Trails, old and new, abound in Edgewood

Edgewood is fast becoming an impressive town of trails. To celebrate National Get Outdoors Day, the town is inviting residents and visitors to Hike-Bike-Ride the Greenside at its first Edgewood Trails Day June 10. Organized daytime activities will include community trail ride for horses, dog walk, picnic, bike safety program, plus an outdoor family movie at night.

Numerous public open spaces and a growing trail system beckon those who appreciate outdoor activities and the equestrian lifestyle, so it’s not unusual to see riders on horseback or hikers with their dogs around Edgewood. This is one way residents not only enjoy, but retain the rural character of the community.

The health benefits of trail use are plentiful, but keep in mind your ability level and local altitude of 6,500 feet above sea level. Staying hydrated, protecting skin from the sun’s intensity, and adequately preparing for weather conditions are musts in this environment. For safety and enjoyment, it is recommended that trail users stay on established roads and trails, do not cross private property, and be respectful of the varied wildlife and their habitats throughout this area.

Hard Surface Trails – The town’s two main thoroughfares (Historic Route 66 and N.M. 344) are each lined with hard surface trails on one side, and natural surface trails on the other. Also, a 1-mile stretch adjacent to Horton Road (between Dinkle and Venus Roads), is Horton Trail, which runs along the western edge of Section 16. These trails are suitable for walking and biking.

Natural Trails – Found throughout the community, natural trails are in abundance. Most have been created over time, by regular local use. The gentle terrain of Sections 34 and 16 provide easy access and natural surface trails for hiking, biking and riding (horse or mountain bike) and feature comfortable to moderate terrain for encounters with nature and spectacular views. Section 32 has long been in use, but trails here can be more challenging with elevation changes and trail markers not in place just yet.

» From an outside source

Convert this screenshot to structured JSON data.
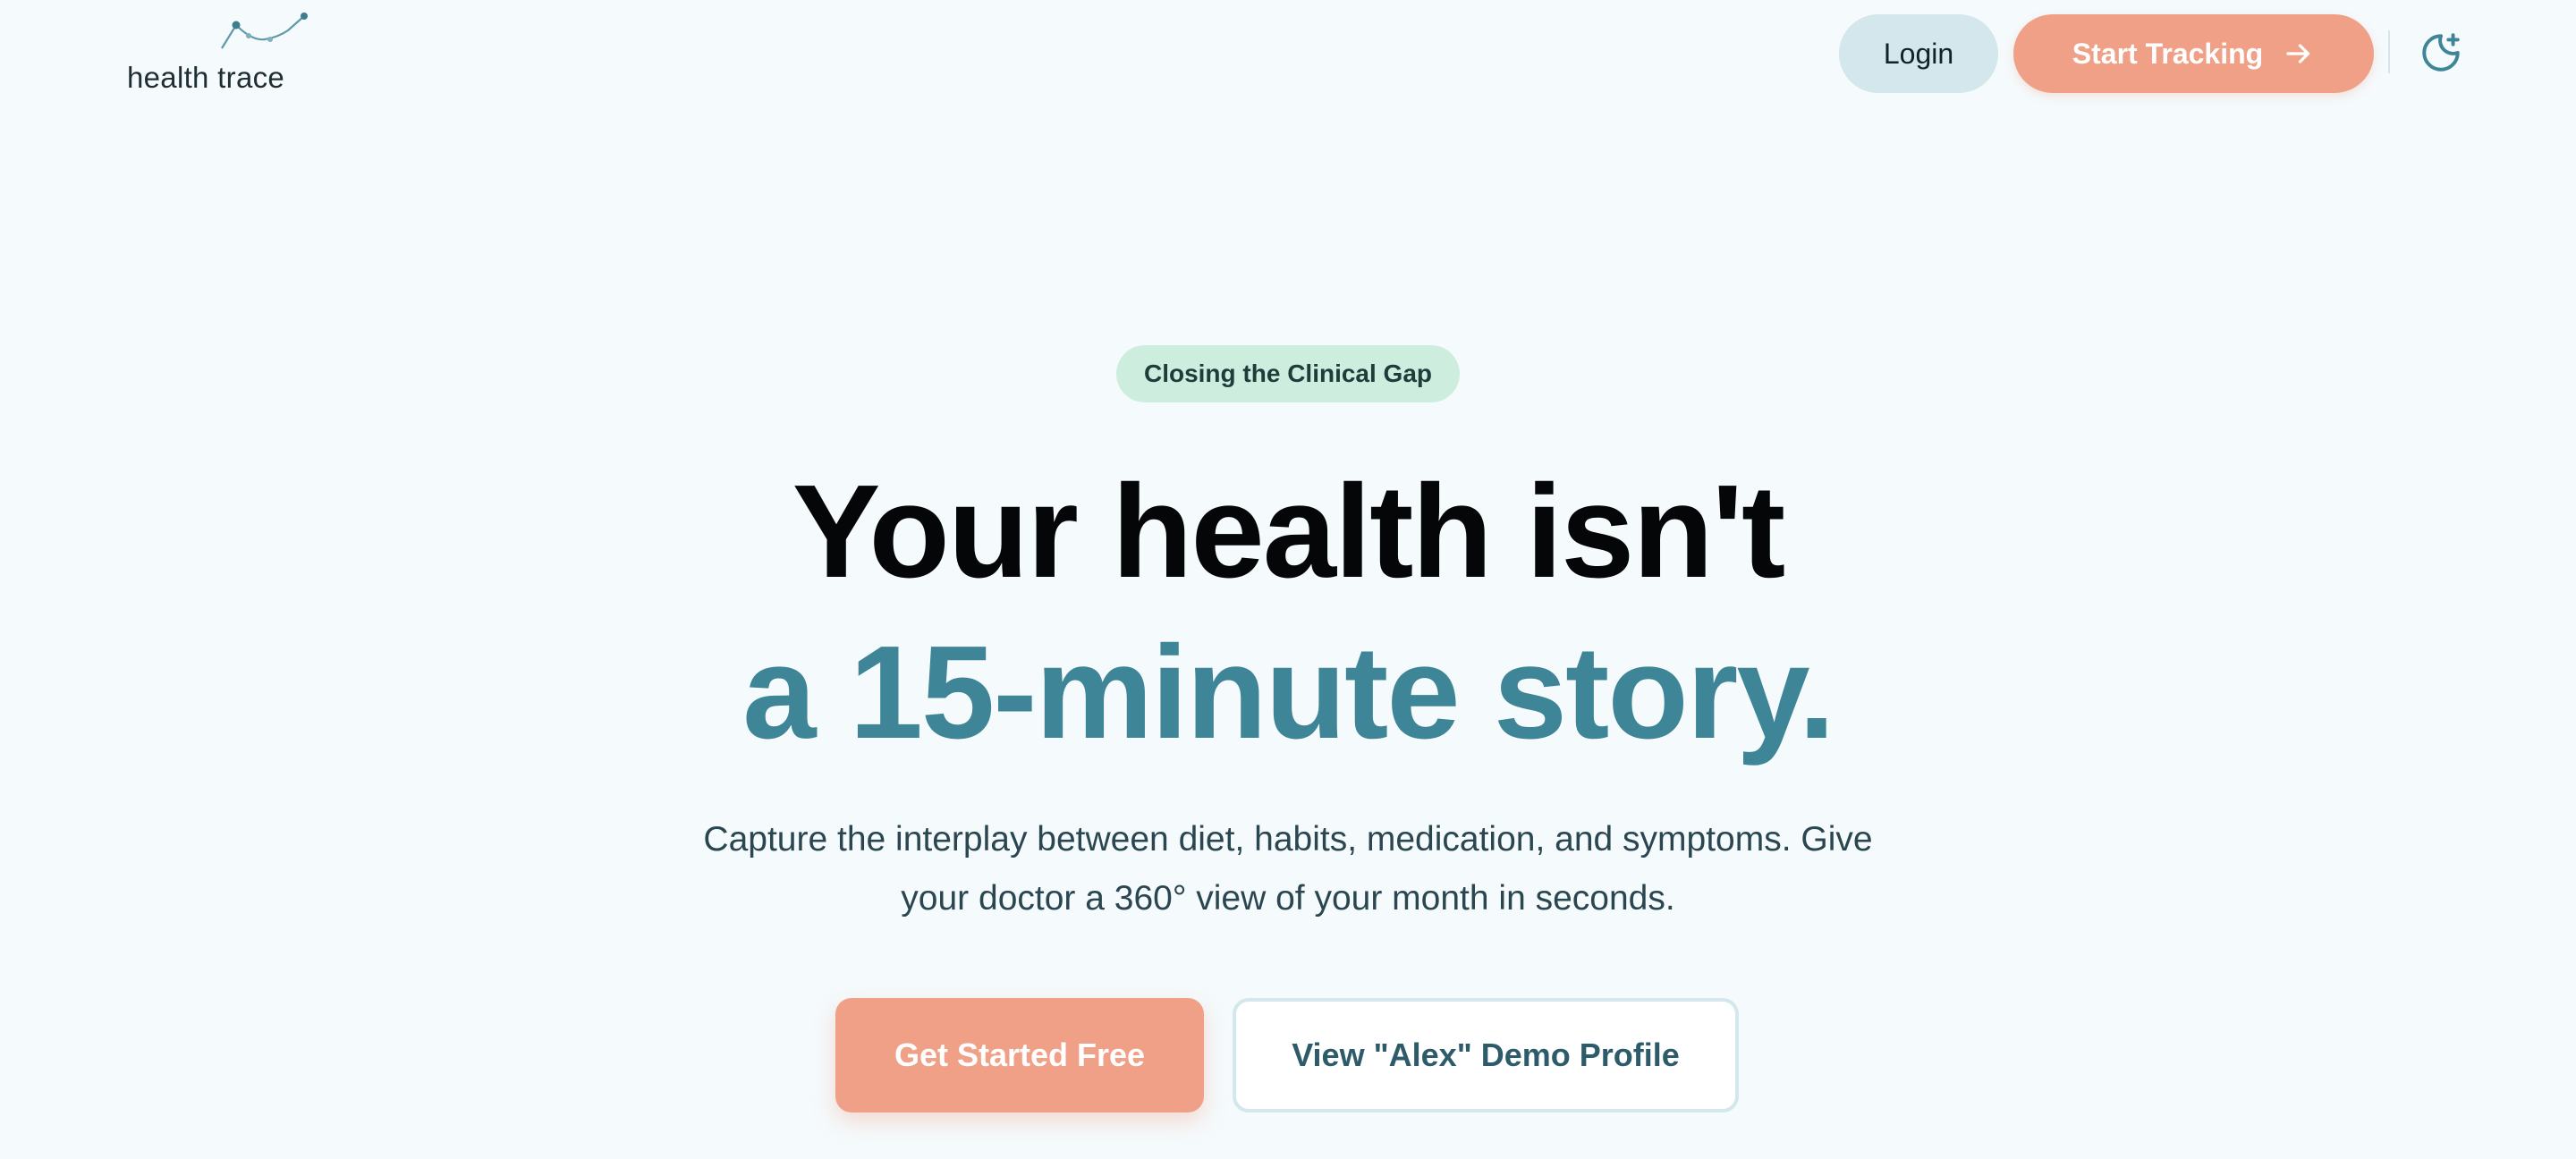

Section 16 – Natural surface perimeter trails on three sides (N.M. 344, Dinkle Road, Venus Road) and a hard surface trail on the western section line (Horton Road). Several informal trails meander through the section and along Bachelor Draw arroyo. A parking lot, playground, soccer field, developing BMX track, and covered picnic pavilion make this a community hub. Porta-potties and trash cans are adjacent to the parking lot.

Section 34 – Natural surface trails and a parking lot just off Edgewood 7 make access to this 5K loop trail easy. The trail head and parking are on the east side of Edgewood 7, approximately 1.5 miles south of Route 66. Stay on the established trail and do not traverse adjacent private property surrounding. Please be sure to pack out what you take in to maintain this beautiful environment for everyone.

Section 32 – Long used by local hikers, horse and mountain bike riders, the trails here are more aggressive, with rises in elevation. Trails are in the process of being mapped and marked, so it can be difficult to follow at present, if unfamiliar with the area.

Equestrian Facilities – West of N.M. 344 on the North Frontage Road (just west of Wildlife West Nature Park). The large parking area, riding arena, water and rest area, and short looping trail are easy to access. Horse owners are welcome to use this rest stop and enjoy the facilities. Open morning to dusk (no overnight at present).

The Town of Edgewood is working to preserve public open space and encourage its use. Volunteer help is regularly needed for trail maintenance, mapping, marking, and clean-ups. To get involved, contact Edgewood Parks & Recreation department at 505-286-4518.